I have a week of concerts coming at at Juilliard; this year’s Focus! festival is “California: A Century of New Music.” My week started last night, at LaMama, where I saw a performance of Robert Ashley‘s “Dust.” Ashley is not a California-composer born, but his method makes him very much a part of that musical culture. And his method is something that I have been putting time and energy into appreciating, and at which I’ve done nothing but fail.
Ashley makes what people call “operas.” I cannot call them that, although that’s no criticism of the music. Descriptive categories often fail in the particulars, but some are valuable for our own critical judgement, and opera is one of them; it is music drama, with structural elements that integrate the story, words and music into an overall compositional whole. That’s the key difference between opera and music theater. And it’s music theater that Ashley makes, he is a gentle avant-gardist of the genre.
His method is to write a series of character driven monologues for himself and others to recite. There is very little singing in his work, although “Dust” features gentle speech-singing by some of the performers. The series of monologues, presented in absolutely static staging, are accompanied by pre-recorded and live music. This can certainly be done successfully. The problem that I have with Ashley is that he is perhaps too gentle, too soft around the edges.
It’s a question both of sentiment and style. He emphasizes stories of “forgotten” people, often the elderly, the homeless in this piece. The stories are narratives about different people, but the narratives are written without any real context of character. That is, we see different people in costumes telling stories, but there’s no emotional attachment in the idea that the stories are their stories. Everything is at a remove.
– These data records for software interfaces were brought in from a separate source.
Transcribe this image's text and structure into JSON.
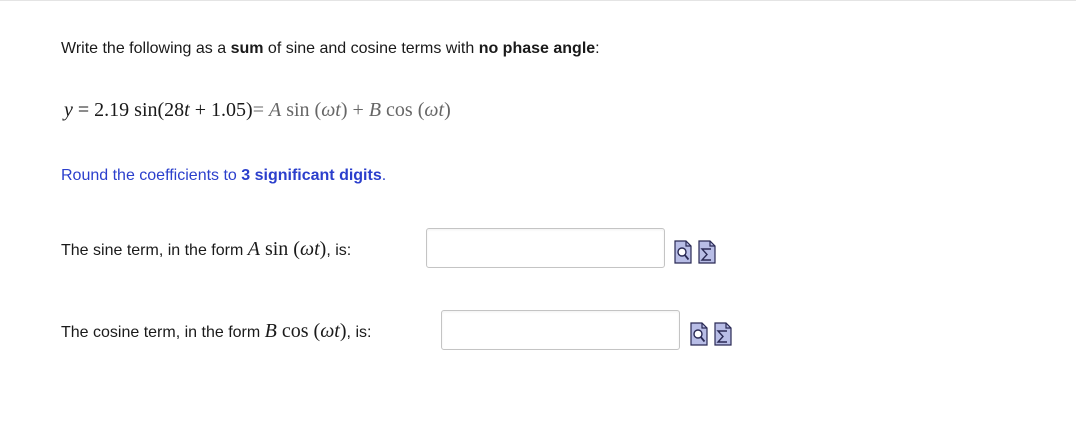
{
  "instruction": {
    "part1": "Write the following as a ",
    "bold1": "sum",
    "part2": " of sine and cosine terms with ",
    "bold2": "no phase angle",
    "part3": ":"
  },
  "equation": {
    "lhs_var": "y",
    "eq": " = ",
    "amp": "2.19",
    "func": " sin(28",
    "t": "t",
    "plus": " + ",
    "phase": "1.05)",
    "eq2": "= ",
    "A": "A",
    "sin": "  sin (",
    "wt1": "ωt",
    "close1": ") + ",
    "B": "B",
    "cos": "  cos (",
    "wt2": "ωt",
    "close2": ")"
  },
  "round_note": {
    "part1": "Round the coefficients to ",
    "bold": "3 significant digits",
    "part2": "."
  },
  "sine_row": {
    "prefix": "The sine term, in the form ",
    "A": "A",
    "func": "  sin (",
    "wt": "ωt",
    "close": ")",
    "suffix": ", is:",
    "value": ""
  },
  "cosine_row": {
    "prefix": "The cosine term, in the form ",
    "B": "B",
    "func": "  cos (",
    "wt": "ωt",
    "close": ")",
    "suffix": ", is:",
    "value": ""
  },
  "icons": {
    "preview": "magnify-preview-icon",
    "formula": "sigma-formula-icon"
  },
  "colors": {
    "link_blue": "#2b3fcc",
    "icon_fill": "#b8bde6",
    "icon_stroke": "#2a2a55"
  }
}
The music accompanies but only occasionally supports the text, and the music is generally weak, slightly off-kilter mood music. The idea of Muzak is not far from the stage, although this may be a deliberate strategy. “Dust,” like all his works, is quiet and evenly paced, it passes by pleasantly and leaves very little impression in the end. I find the experience of listening to recordings of it quite dull, seeing it performed is interesting past the point of boredom, but not to the point of engagement. Ashley has done engaging work, like “Automatic Writing,” but his operas do not appeal to me.
I don’t argue with Ashley’s ideas, it’s his execution I find wanting. Dialogue and music can work together with exceptional force, and that’s proven by the great genius of Joe Frank. And he is a genius. With a carefully modulated, exceptionally dry delivery, and absolutely hypnotic looped music, Frank manages to convey a complex blend of surrealism, exceedingly dark humor, bewilderment and hostility. His use of characters is both more abstract than Ashley’s and more involving – he sets up and records improvisatory phone conversations for his actors/speakers. The results are absolutely gripping. Frank is originally a radio artist, and understand that you have to make people listen, that it can be more exciting than watching people speaking on stage. I don’t know what separates the two men. Perhaps a certain ruthlessness.
A note on the festival – I’ll be writing in depth about it later, but the question raised in the Times today by Anthony Tommasini strikes me as obtuse. There is an identifiable California music, but it’s not a question of form or style. Those are classic East coast questions about music, and the East coast critics seem to still be stuck within them. California music is predicated on rejected they way things are supposed to be done, and do them your own way. For all their importance in history and residency in Los Angeles, Schoenberg and Stravinsky did nothing to create or further California music. Lou Harrison did, Ingram Marshall, John Adams is doing it, composers who travelled to the edge of the known Americas, literally, to look out across the endless expanse of the Pacific. They realized that there were no constraints or borders and so had to make their art anew. California music is descended directly from Charles Ives and John Muir, and this is American music in every way. In New York, we note the passing of George Perle, and celebrate Leon Kirchner, a teach of Adams, and two composers who are literally part of a generation that is now a bit sadly limited in time and space, and mind.